Task goal ▸ What you return has to match the listing below line for line.

__________

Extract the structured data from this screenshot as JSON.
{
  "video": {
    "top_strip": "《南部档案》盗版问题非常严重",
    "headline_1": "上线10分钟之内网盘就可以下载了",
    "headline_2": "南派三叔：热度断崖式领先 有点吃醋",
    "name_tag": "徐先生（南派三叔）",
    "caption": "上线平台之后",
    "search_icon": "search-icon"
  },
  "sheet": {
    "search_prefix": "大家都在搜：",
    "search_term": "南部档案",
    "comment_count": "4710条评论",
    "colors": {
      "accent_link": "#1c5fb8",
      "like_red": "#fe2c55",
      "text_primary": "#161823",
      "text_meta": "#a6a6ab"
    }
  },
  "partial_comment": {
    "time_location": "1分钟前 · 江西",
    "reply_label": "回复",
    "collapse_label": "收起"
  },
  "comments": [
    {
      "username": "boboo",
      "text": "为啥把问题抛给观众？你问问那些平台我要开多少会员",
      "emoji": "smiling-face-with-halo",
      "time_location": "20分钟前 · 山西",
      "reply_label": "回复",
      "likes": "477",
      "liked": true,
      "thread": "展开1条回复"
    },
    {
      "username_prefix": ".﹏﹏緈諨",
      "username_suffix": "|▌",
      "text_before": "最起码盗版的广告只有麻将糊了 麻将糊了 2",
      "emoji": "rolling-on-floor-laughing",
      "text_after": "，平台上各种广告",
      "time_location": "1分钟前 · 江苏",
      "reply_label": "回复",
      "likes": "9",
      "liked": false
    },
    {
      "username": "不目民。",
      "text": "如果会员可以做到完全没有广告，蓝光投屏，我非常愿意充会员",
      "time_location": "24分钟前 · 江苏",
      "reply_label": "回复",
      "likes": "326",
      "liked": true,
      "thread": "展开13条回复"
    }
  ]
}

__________

Task result ▸
Extract the structured data from this screenshot as JSON.
{
  "video": {
    "top_strip": "《南部档案》盗版问题非常严重",
    "headline_1": "上线10分钟之内网盘就可以下载了",
    "headline_2": "南派三叔：热度断崖式领先 有点吃醋",
    "name_tag": "徐先生（南派三叔）",
    "caption": "上线平台之后",
    "search_icon": "search-icon"
  },
  "sheet": {
    "search_prefix": "大家都在搜：",
    "search_term": "南部档案",
    "comment_count": "4710条评论",
    "colors": {
      "accent_link": "#1c5fb8",
      "like_red": "#fe2c55",
      "text_primary": "#161823",
      "text_meta": "#a6a6ab"
    }
  },
  "partial_comment": {
    "time_location": "1分钟前 · 江西",
    "reply_label": "回复",
    "collapse_label": "收起"
  },
  "comments": [
    {
      "username": "boboo",
      "text": "为啥把问题抛给观众？你问问那些平台我要开多少会员",
      "emoji": "smiling-face-with-halo",
      "time_location": "20分钟前 · 山西",
      "reply_label": "回复",
      "likes": "477",
      "liked": true,
      "thread": "展开1条回复"
    },
    {
      "username_prefix": ".﹏﹏緈諨",
      "username_suffix": "|▌",
      "text_before": "最起码盗版的广告只有麻将糊了 麻将糊了 2",
      "emoji": "rolling-on-floor-laughing",
      "text_after": "，平台上各种广告",
      "time_location": "1分钟前 · 江苏",
      "reply_label": "回复",
      "likes": "9",
      "liked": false
    },
    {
      "username": "不目民。",
      "text": "如果会员可以做到完全没有广告，蓝光投屏，我非常愿意充会员",
      "time_location": "24分钟前 · 江苏",
      "reply_label": "回复",
      "likes": "326",
      "liked": true,
      "thread": "展开13条回复"
    }
  ]
}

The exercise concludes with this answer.